One of the top requests for Windows 10 is that Microsoft allow printing of directory listings -- getting a print out of all the files in a folder. But Microsoft so far is maintaining a stance of deafness towards its customers and so it is up to me to show you how.
Now, I know that readers will tell me that such-and-such utility does this, and that's great. Here is the method I use, and it goes back to 1983 when PC-DOS v2 was released. The trick is to use redirection, which still works today in 2015.
1. In File Manager, go to the folder in which you want the file names printed.
2. In the address bar, right-click the path name, and then choose Copy from the shortcut menu. You do this so that you won't need to type in the long path name later on.
3. Click the Start button, and then choose Run.
4. In the Run dialog box, type cmd and then press Enter. Notice the DOS window.
5. Type cd (this is short for "change directory") and then type a space.
6. Right-click, and then choose Paste from the shortcut menu. Notice that the path is pasted.
7. Press Enter, and notice that Windows (or DOS) goes to the folder you want.
8. Now you can use redirection to print the contents of the folder. At the command prompt, enter the following command:
dir /b > dirs.txt
Nothing seems to happen. But it did. A new file is in the folder, named "dirs.txt."
What you did here is use the dir (directory) command with the /b (bare) option to send only the file names to a text file named dirs.txt. (The name of the file does not matter.) The > symbol redirects the output from the dir command to the file; without it, the file listing would appear on the screen.
9. Open the dirs.txt file in a word processor, edit it as required, and then print it.

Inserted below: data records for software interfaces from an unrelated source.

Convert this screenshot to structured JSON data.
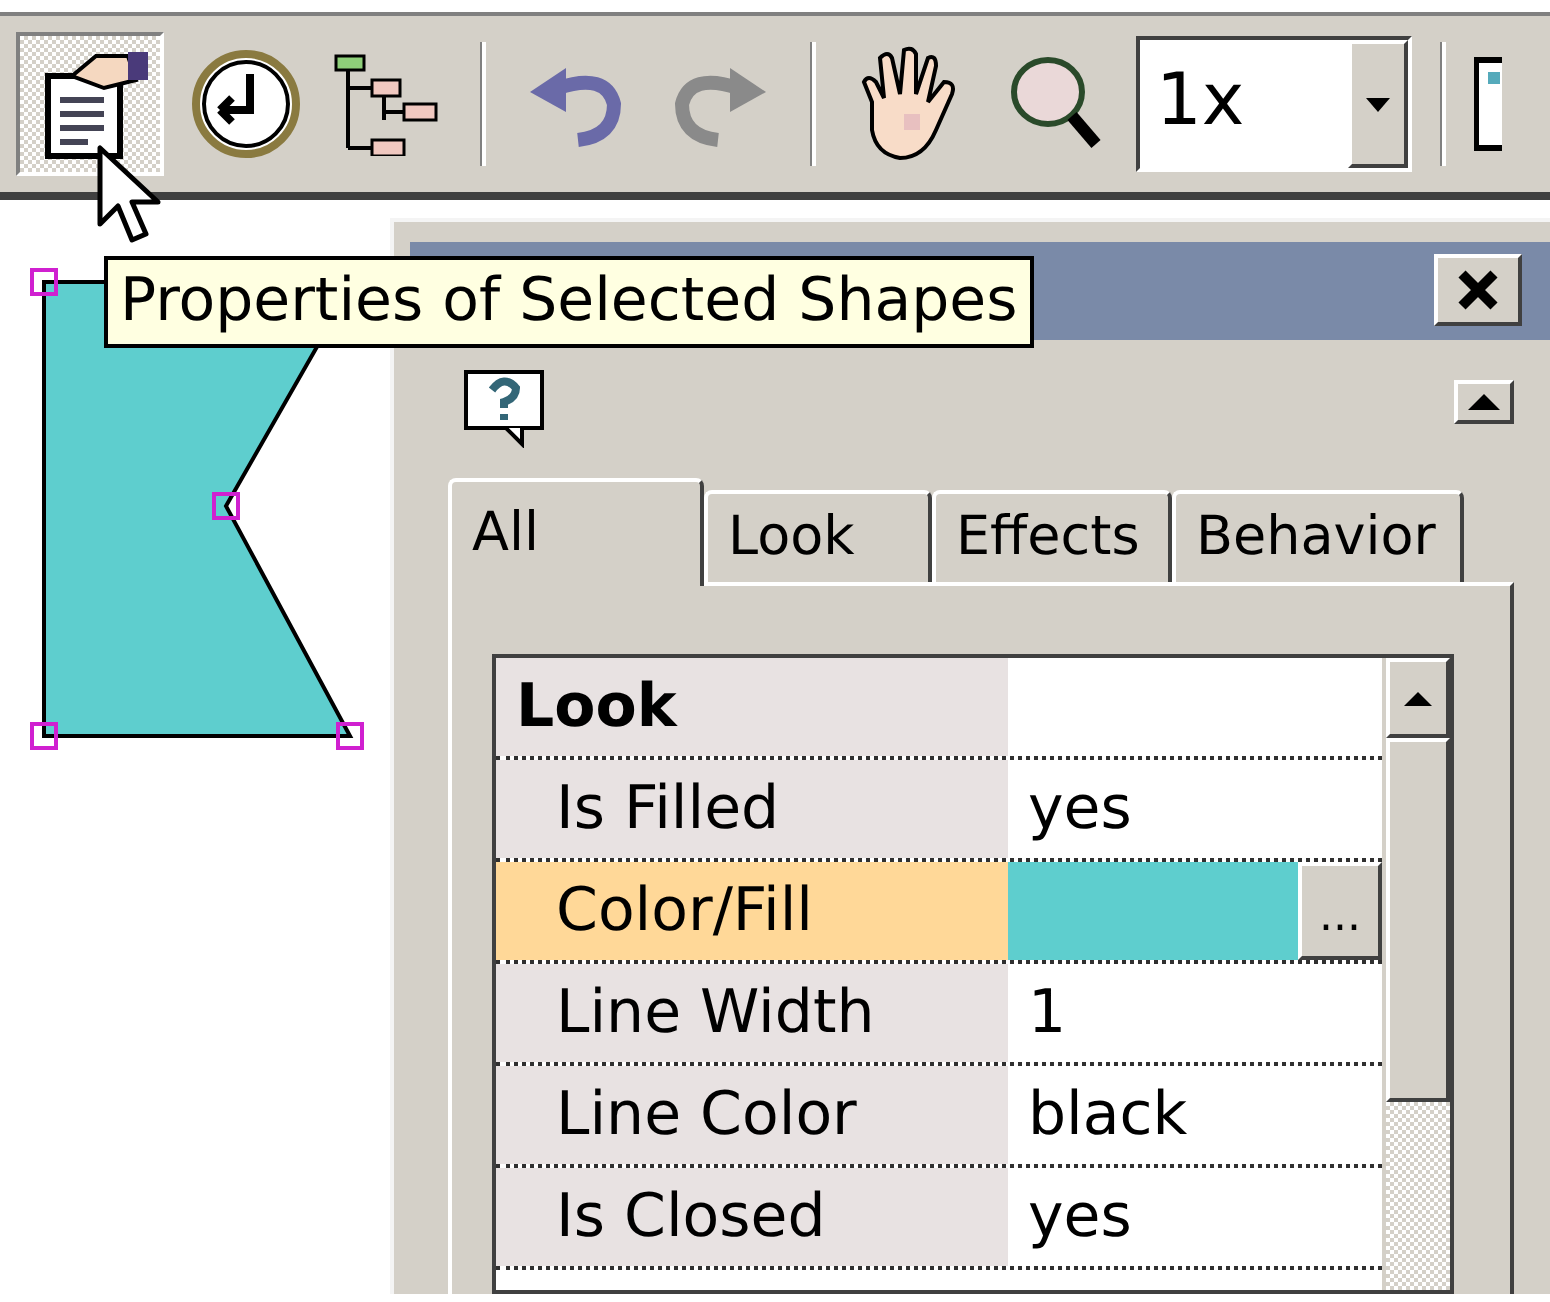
{
  "toolbar": {
    "buttons": [
      {
        "kind": "properties",
        "selected": true
      },
      {
        "kind": "clock",
        "selected": false
      },
      {
        "kind": "tree",
        "selected": false
      },
      {
        "kind": "separator"
      },
      {
        "kind": "undo",
        "selected": false
      },
      {
        "kind": "redo",
        "selected": false
      },
      {
        "kind": "separator"
      },
      {
        "kind": "hand",
        "selected": false
      },
      {
        "kind": "zoom",
        "selected": false
      }
    ],
    "zoom_combo": {
      "value": "1x"
    }
  },
  "tooltip": "Properties of Selected Shapes",
  "shape": {
    "color": "#5ecece"
  },
  "panel": {
    "tabs": [
      {
        "label": "All",
        "selected": true
      },
      {
        "label": "Look",
        "selected": false
      },
      {
        "label": "Effects",
        "selected": false
      },
      {
        "label": "Behavior",
        "selected": false
      }
    ],
    "rows": [
      {
        "kind": "header",
        "name": "Look",
        "selected": false
      },
      {
        "kind": "text",
        "name": "Is Filled",
        "value": "yes",
        "selected": false
      },
      {
        "kind": "color",
        "name": "Color/Fill",
        "color": "#5ecece",
        "button": "...",
        "selected": true
      },
      {
        "kind": "text",
        "name": "Line Width",
        "value": "1",
        "selected": false
      },
      {
        "kind": "text",
        "name": "Line Color",
        "value": "black",
        "selected": false
      },
      {
        "kind": "text",
        "name": "Is Closed",
        "value": "yes",
        "selected": false
      }
    ]
  }
}
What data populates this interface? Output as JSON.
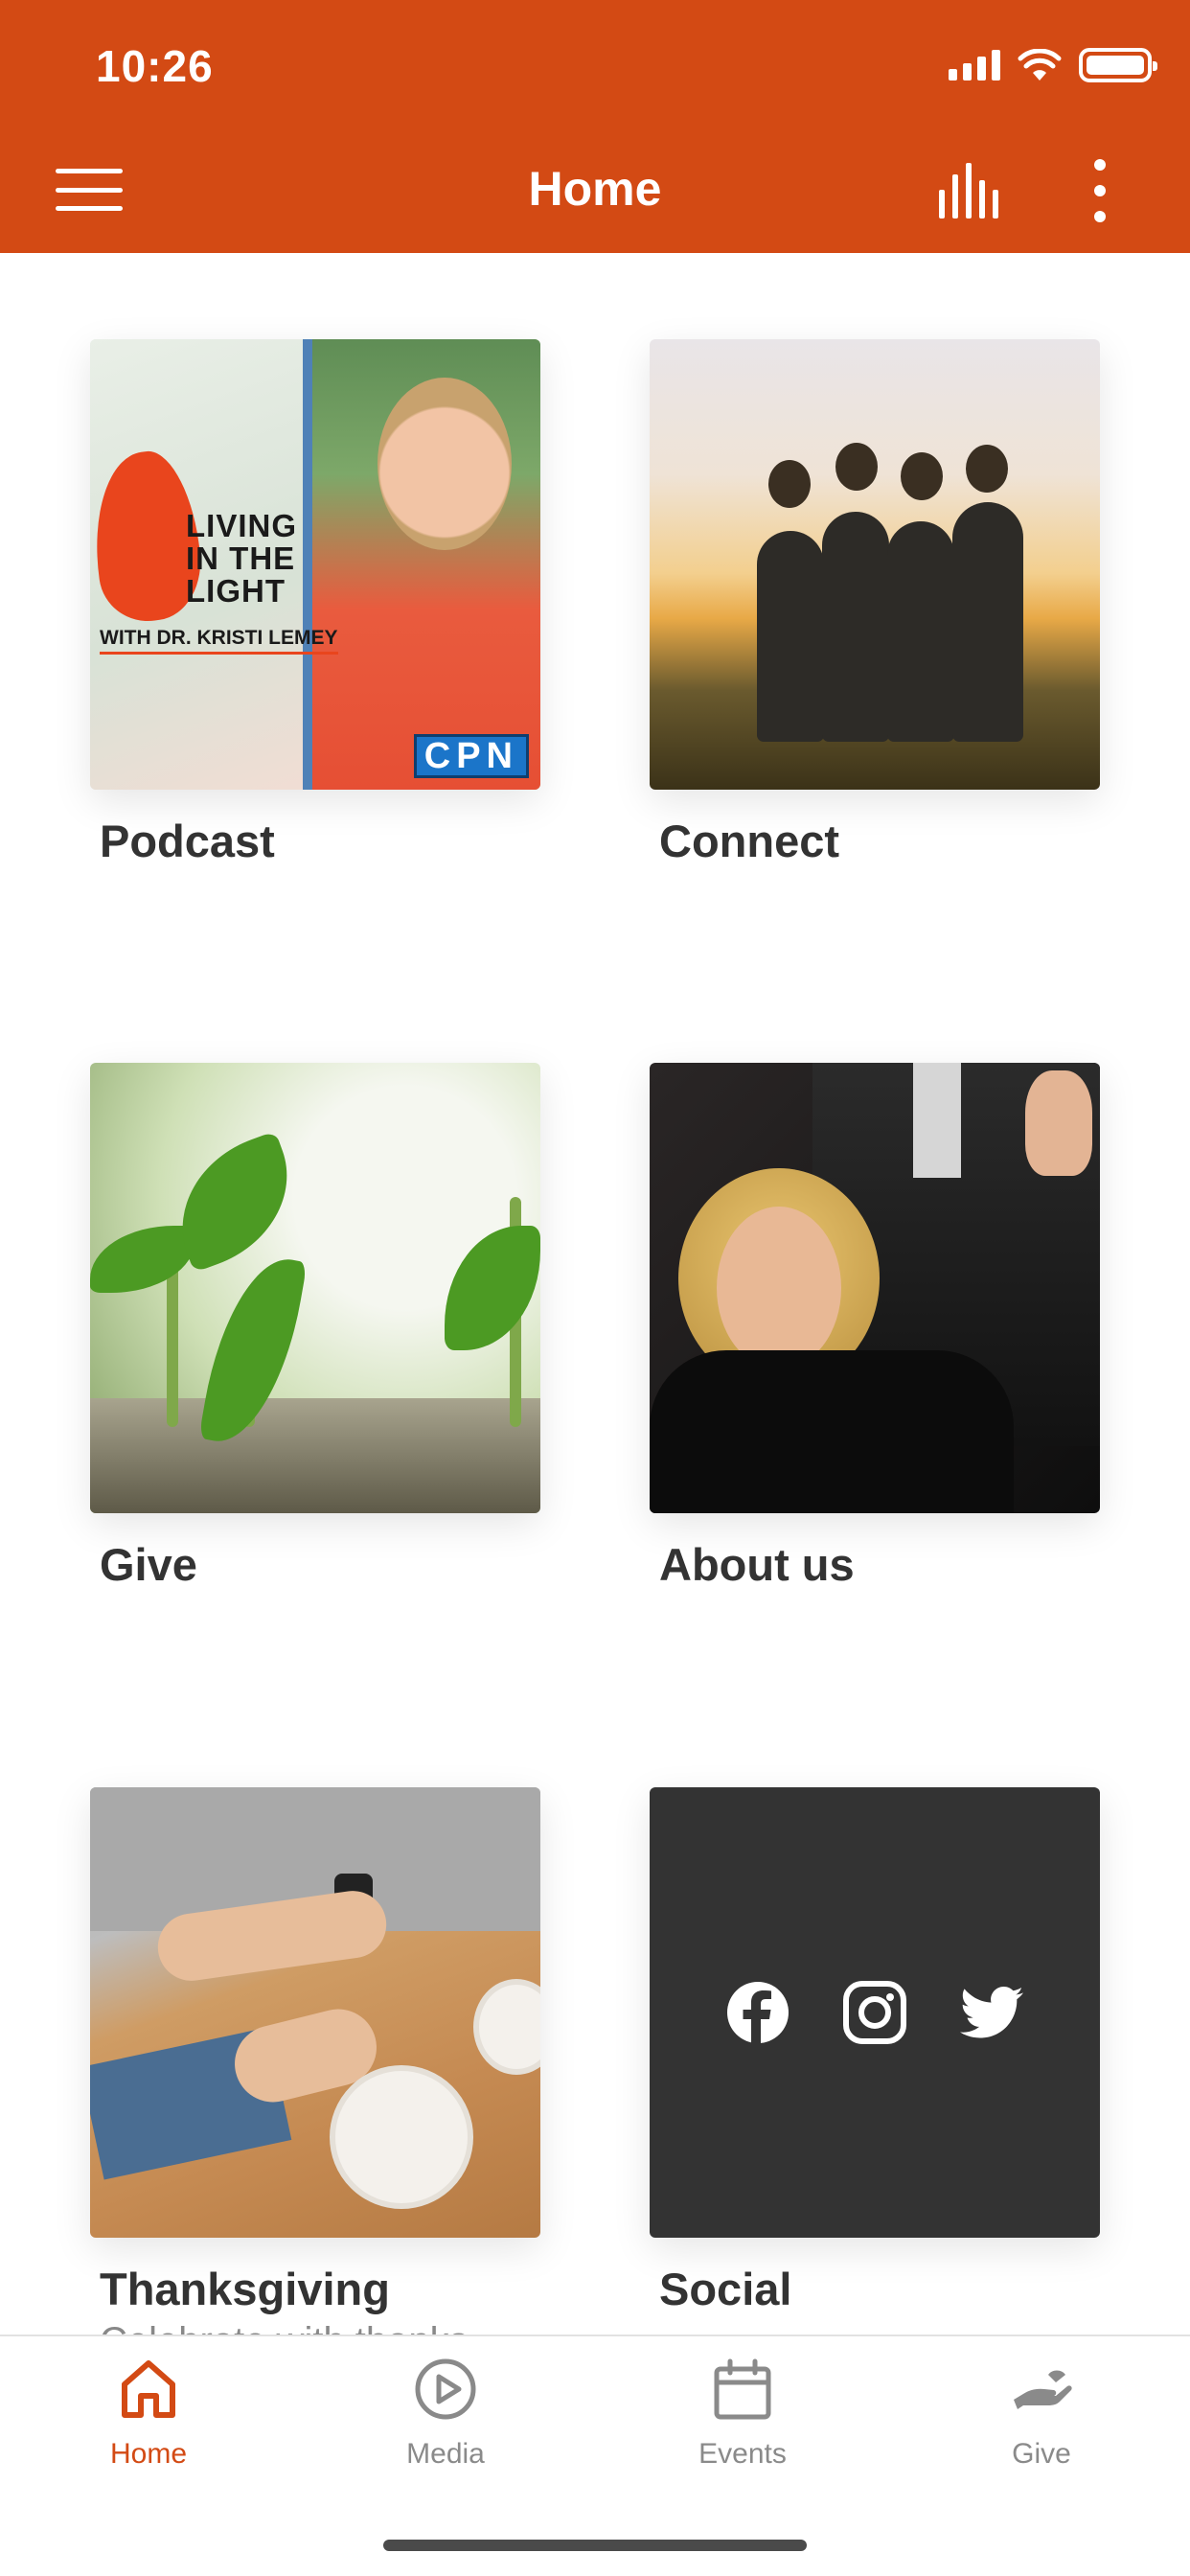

Cumbersome, true, but that's Microsoft's fault. I like using this method, because it reminds me how powerful DOS was, and still is today.